■ **WHAT THIS TASK INVOLVES**: In the copy, leave out the pictures and repeat all records exactly.
Start of Block
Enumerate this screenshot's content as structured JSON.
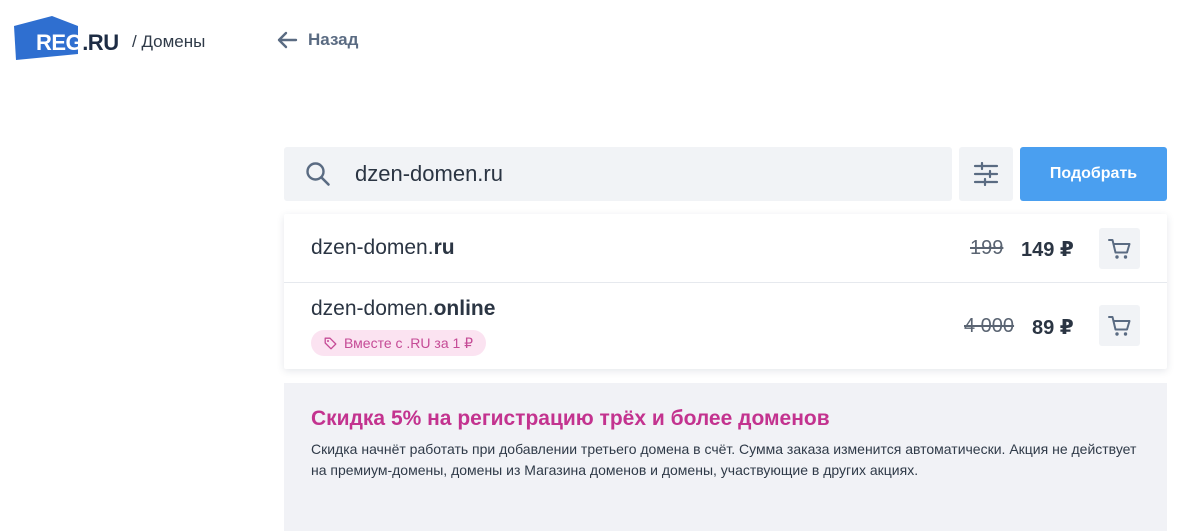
{
  "colors": {
    "accent": "#4a9ff0",
    "logo_blue": "#2f6fd0",
    "promo_title": "#c3338f",
    "badge_bg": "#fbe3f1",
    "badge_text": "#c54b96"
  },
  "header": {
    "logo": {
      "reg": "REG",
      "ru": ".RU"
    },
    "breadcrumb": "/ Домены",
    "back_label": "Назад",
    "back_icon": "arrow-left-icon"
  },
  "search": {
    "icon": "search-icon",
    "value": "dzen-domen.ru",
    "filter_icon": "sliders-icon",
    "submit_label": "Подобрать"
  },
  "results": [
    {
      "name": "dzen-domen.",
      "tld": "ru",
      "old_price": "199",
      "price": "149 ₽",
      "cart_icon": "cart-icon"
    },
    {
      "name": "dzen-domen.",
      "tld": "online",
      "badge": "Вместе с .RU за 1 ₽",
      "badge_icon": "tag-icon",
      "old_price": "4 000",
      "price": "89 ₽",
      "cart_icon": "cart-icon"
    }
  ],
  "promo": {
    "title": "Скидка 5% на регистрацию трёх и более доменов",
    "text": "Скидка начнёт работать при добавлении третьего домена в счёт. Сумма заказа изменится автоматически. Акция не действует на премиум-домены, домены из Магазина доменов и домены, участвующие в других акциях."
  }
}
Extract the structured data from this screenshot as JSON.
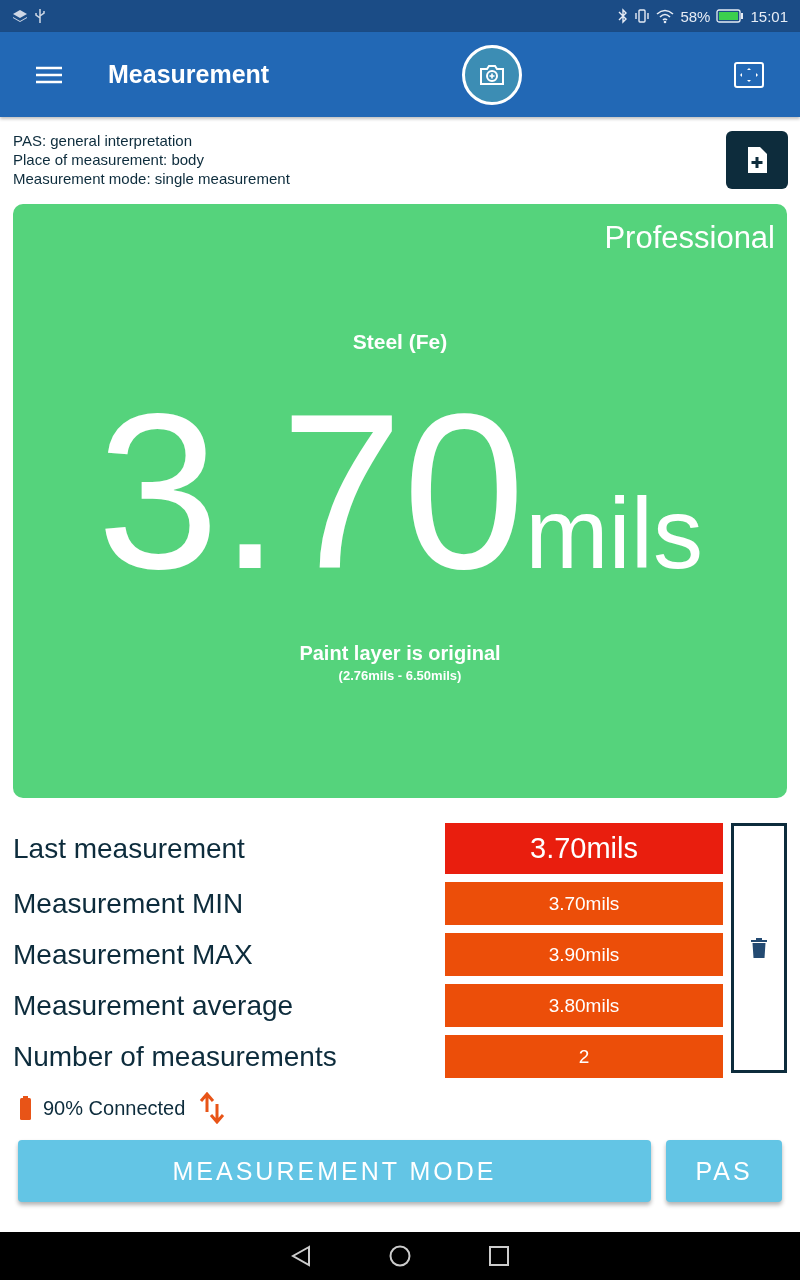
{
  "status_bar": {
    "battery": "58%",
    "time": "15:01"
  },
  "app_bar": {
    "title": "Measurement"
  },
  "info_lines": [
    "PAS: general interpretation",
    "Place of measurement: body",
    "Measurement mode: single measurement"
  ],
  "result_card": {
    "badge": "Professional",
    "material": "Steel (Fe)",
    "value": "3.70",
    "unit": "mils",
    "verdict": "Paint layer is original",
    "range": "(2.76mils - 6.50mils)"
  },
  "stats": [
    {
      "kind": "latest",
      "label": "Last measurement",
      "value": "3.70mils"
    },
    {
      "kind": "summary",
      "label": "Measurement MIN",
      "value": "3.70mils"
    },
    {
      "kind": "summary",
      "label": "Measurement MAX",
      "value": "3.90mils"
    },
    {
      "kind": "summary",
      "label": "Measurement average",
      "value": "3.80mils"
    },
    {
      "kind": "summary",
      "label": "Number of measurements",
      "value": "2"
    }
  ],
  "device_status": {
    "text": "90% Connected"
  },
  "buttons": [
    "MEASUREMENT MODE",
    "PAS"
  ]
}
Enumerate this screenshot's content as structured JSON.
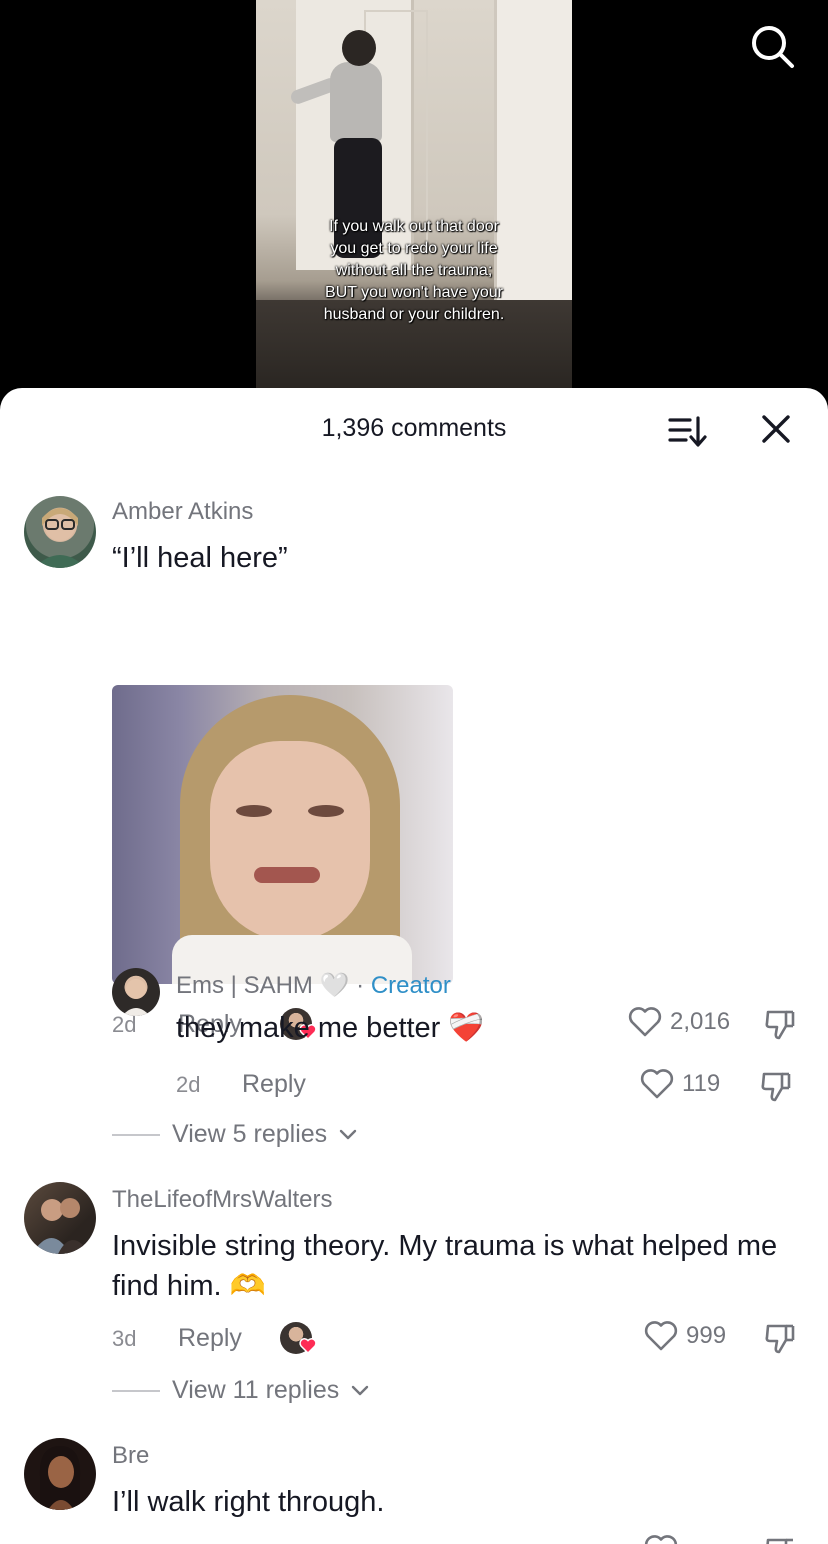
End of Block
■ **REPLY TO THE EXERCISE**:
Enumerate this screenshot's content as structured JSON.
{
  "colors": {
    "accent": "#4a9ff0",
    "logo_blue": "#2f6fd0",
    "promo_title": "#c3338f",
    "badge_bg": "#fbe3f1",
    "badge_text": "#c54b96"
  },
  "header": {
    "logo": {
      "reg": "REG",
      "ru": ".RU"
    },
    "breadcrumb": "/ Домены",
    "back_label": "Назад",
    "back_icon": "arrow-left-icon"
  },
  "search": {
    "icon": "search-icon",
    "value": "dzen-domen.ru",
    "filter_icon": "sliders-icon",
    "submit_label": "Подобрать"
  },
  "results": [
    {
      "name": "dzen-domen.",
      "tld": "ru",
      "old_price": "199",
      "price": "149 ₽",
      "cart_icon": "cart-icon"
    },
    {
      "name": "dzen-domen.",
      "tld": "online",
      "badge": "Вместе с .RU за 1 ₽",
      "badge_icon": "tag-icon",
      "old_price": "4 000",
      "price": "89 ₽",
      "cart_icon": "cart-icon"
    }
  ],
  "promo": {
    "title": "Скидка 5% на регистрацию трёх и более доменов",
    "text": "Скидка начнёт работать при добавлении третьего домена в счёт. Сумма заказа изменится автоматически. Акция не действует на премиум-домены, домены из Магазина доменов и домены, участвующие в других акциях."
  }
}
Extract the structured data from this screenshot as JSON.
{
  "status_bar": {
    "battery": "58%",
    "time": "15:01"
  },
  "app_bar": {
    "title": "Measurement"
  },
  "info_lines": [
    "PAS: general interpretation",
    "Place of measurement: body",
    "Measurement mode: single measurement"
  ],
  "result_card": {
    "badge": "Professional",
    "material": "Steel (Fe)",
    "value": "3.70",
    "unit": "mils",
    "verdict": "Paint layer is original",
    "range": "(2.76mils - 6.50mils)"
  },
  "stats": [
    {
      "kind": "latest",
      "label": "Last measurement",
      "value": "3.70mils"
    },
    {
      "kind": "summary",
      "label": "Measurement MIN",
      "value": "3.70mils"
    },
    {
      "kind": "summary",
      "label": "Measurement MAX",
      "value": "3.90mils"
    },
    {
      "kind": "summary",
      "label": "Measurement average",
      "value": "3.80mils"
    },
    {
      "kind": "summary",
      "label": "Number of measurements",
      "value": "2"
    }
  ],
  "device_status": {
    "text": "90% Connected"
  },
  "buttons": [
    "MEASUREMENT MODE",
    "PAS"
  ]
}
Enumerate this screenshot's content as structured JSON.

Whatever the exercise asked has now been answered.